I'm not going to be the futurist who says what that might be. I'll just point out China's bad habit of finding a popular import, and for the State industries to find a new alternative they can whip up by themselves to profit off of, so that they don't have to rely on or pay out money to those barbarian foreign imports anymore.  It's a little something that corporations can call "Chinese loyalty".  
And it's not the most reliable basket to put all your eggs in for the next ten years, especially if you're going to start burning hyper-defensively divisive bridges with what used to be the most reliable source.  Like the shouts that once greeted Jane Fonda in Vietnam, moviegoers are starting to react to this weekend's "It's a new market now!" claims--and the trying to make their vocal opinions of What's Crap and What Isn't into quaint, obsolete persona non grata--with the very specific reaction of "Hollywood, love America or LEAVE it."

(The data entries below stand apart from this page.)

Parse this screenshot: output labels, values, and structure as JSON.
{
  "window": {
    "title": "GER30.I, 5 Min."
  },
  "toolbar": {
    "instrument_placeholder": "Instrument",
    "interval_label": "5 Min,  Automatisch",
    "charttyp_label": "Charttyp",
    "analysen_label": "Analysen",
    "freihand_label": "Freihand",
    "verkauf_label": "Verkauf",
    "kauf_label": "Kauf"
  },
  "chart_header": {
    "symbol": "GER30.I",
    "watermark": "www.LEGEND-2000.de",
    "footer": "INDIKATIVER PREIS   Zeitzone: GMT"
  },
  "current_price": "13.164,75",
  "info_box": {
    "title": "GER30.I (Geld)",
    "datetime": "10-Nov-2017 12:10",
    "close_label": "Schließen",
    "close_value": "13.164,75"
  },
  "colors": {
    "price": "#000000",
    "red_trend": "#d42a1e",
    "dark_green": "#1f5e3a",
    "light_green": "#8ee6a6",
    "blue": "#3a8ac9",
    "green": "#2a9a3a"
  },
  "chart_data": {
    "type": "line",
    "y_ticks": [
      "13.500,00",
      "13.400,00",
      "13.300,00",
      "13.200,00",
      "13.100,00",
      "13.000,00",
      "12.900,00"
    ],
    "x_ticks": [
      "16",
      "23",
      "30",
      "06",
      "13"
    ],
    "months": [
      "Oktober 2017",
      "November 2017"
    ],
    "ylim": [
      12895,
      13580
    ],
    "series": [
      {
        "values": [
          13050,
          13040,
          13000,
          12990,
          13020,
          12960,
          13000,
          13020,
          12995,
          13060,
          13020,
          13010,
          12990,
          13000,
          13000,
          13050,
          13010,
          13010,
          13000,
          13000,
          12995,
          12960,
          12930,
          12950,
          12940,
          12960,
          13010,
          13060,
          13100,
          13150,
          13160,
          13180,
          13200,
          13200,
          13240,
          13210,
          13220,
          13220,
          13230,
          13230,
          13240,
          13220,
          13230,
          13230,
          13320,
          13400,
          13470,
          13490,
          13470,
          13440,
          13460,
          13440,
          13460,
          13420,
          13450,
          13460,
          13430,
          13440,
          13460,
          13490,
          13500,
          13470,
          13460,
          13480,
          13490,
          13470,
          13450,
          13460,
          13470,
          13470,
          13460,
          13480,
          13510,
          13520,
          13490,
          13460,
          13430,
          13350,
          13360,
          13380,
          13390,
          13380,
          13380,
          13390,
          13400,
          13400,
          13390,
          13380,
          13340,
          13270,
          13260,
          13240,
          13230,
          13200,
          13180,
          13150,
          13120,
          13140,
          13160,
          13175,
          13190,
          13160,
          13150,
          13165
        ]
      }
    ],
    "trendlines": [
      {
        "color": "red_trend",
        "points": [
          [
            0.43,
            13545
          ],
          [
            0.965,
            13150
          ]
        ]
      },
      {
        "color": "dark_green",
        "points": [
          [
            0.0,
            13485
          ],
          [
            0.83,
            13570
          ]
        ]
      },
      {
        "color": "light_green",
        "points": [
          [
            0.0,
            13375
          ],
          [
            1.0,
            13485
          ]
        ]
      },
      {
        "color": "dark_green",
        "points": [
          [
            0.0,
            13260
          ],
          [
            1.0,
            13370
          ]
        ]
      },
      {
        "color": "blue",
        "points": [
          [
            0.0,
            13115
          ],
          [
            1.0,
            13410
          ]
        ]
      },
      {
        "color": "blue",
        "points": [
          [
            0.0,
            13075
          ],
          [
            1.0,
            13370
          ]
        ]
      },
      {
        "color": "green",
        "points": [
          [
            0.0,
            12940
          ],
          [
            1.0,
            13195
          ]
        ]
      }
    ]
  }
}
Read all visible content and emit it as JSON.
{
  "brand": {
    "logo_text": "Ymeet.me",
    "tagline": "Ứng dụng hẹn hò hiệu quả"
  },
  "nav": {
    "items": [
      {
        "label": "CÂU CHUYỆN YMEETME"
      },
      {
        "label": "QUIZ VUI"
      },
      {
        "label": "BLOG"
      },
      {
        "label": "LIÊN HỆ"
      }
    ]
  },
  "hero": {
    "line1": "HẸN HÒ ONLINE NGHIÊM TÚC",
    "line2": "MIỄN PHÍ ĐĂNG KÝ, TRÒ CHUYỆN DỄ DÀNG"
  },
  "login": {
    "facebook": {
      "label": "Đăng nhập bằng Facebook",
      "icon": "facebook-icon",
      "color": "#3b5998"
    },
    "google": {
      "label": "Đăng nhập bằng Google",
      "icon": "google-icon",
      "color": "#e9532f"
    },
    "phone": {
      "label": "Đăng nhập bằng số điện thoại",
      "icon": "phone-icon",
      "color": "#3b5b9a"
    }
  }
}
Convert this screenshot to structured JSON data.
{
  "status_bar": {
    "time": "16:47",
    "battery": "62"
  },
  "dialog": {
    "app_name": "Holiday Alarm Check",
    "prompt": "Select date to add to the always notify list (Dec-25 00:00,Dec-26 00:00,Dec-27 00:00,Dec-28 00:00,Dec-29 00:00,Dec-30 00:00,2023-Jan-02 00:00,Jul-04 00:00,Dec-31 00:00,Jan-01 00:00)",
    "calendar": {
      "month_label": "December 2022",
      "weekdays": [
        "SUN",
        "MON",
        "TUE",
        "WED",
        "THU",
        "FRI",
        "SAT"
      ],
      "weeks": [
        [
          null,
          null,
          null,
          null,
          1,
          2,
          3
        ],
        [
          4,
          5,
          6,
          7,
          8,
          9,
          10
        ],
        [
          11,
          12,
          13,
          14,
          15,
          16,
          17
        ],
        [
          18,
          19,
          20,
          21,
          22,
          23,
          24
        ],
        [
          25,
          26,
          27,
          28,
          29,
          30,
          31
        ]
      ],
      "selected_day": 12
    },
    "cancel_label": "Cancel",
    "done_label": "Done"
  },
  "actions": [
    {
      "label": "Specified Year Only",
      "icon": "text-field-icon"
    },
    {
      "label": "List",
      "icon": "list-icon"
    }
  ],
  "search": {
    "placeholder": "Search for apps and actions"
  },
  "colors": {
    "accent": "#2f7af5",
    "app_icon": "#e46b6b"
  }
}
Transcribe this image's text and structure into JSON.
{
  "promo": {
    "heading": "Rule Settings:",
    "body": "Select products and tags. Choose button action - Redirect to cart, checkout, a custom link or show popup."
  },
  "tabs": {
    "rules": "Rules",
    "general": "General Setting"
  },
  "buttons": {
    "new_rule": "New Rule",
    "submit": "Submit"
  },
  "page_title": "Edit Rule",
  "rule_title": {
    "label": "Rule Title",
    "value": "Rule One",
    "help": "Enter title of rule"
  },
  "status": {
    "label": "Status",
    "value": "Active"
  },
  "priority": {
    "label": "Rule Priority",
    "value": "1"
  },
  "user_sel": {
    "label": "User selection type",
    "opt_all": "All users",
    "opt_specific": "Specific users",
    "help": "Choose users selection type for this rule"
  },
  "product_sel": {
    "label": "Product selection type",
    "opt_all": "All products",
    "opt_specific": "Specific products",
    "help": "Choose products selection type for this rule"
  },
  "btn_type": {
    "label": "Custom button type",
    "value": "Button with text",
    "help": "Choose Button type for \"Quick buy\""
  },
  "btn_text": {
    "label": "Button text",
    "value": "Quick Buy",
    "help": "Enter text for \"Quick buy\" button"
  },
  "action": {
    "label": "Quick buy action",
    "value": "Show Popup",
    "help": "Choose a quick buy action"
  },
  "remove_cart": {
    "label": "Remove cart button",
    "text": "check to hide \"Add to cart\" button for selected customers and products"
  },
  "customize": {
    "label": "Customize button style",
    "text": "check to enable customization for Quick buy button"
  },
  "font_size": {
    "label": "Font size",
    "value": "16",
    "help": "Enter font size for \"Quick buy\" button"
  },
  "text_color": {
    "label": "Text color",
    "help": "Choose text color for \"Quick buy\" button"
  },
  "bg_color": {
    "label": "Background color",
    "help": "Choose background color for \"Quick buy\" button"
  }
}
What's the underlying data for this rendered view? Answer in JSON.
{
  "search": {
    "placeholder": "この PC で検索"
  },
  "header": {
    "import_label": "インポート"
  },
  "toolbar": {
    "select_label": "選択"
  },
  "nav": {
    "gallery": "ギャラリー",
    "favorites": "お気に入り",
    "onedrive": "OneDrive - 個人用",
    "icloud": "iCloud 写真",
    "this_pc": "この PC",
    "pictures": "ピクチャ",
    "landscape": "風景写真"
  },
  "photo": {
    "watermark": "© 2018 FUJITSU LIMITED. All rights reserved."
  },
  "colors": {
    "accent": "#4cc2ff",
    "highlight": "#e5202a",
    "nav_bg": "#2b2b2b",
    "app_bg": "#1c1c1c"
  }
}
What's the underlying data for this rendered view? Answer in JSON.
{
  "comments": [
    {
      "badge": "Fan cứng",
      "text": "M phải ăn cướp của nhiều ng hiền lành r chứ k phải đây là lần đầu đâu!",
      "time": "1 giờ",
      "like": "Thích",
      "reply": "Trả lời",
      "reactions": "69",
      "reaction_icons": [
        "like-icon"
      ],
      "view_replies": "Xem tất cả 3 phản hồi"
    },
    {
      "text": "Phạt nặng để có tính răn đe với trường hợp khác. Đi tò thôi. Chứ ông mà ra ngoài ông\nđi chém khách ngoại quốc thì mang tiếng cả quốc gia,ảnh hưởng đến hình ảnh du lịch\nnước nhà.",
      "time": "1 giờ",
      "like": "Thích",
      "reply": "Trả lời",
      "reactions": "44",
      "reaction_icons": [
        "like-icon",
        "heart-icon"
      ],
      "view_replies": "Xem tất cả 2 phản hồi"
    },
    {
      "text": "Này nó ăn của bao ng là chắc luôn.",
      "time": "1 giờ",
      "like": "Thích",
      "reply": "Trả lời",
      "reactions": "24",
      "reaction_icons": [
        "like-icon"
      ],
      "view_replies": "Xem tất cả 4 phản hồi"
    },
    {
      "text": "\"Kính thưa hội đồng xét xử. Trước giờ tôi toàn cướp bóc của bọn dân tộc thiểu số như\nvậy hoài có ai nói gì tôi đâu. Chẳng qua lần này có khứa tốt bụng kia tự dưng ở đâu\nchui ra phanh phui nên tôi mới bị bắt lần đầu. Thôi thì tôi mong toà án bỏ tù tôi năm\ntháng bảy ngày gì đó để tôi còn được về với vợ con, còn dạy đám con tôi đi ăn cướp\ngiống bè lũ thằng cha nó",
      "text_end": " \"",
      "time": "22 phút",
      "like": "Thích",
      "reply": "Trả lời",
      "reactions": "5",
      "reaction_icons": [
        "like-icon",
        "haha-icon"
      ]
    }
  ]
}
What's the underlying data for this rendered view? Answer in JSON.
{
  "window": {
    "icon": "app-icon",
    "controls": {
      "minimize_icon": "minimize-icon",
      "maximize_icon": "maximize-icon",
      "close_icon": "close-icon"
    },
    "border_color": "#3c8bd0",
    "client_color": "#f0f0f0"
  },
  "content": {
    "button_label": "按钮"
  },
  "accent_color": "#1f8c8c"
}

We've seen studios try to build five-year franchise strategies, and we're starting to see them put up a good fight when the audience won't let them.
But let them get too far ahead into their dreams where their new future unbuilt riches allow them to act like arrogant jerks, and all they may soon hear is broken glass on Monday morning.
And bit of mocking laughter from the bystanders nearby.

No comments:

Post a Comment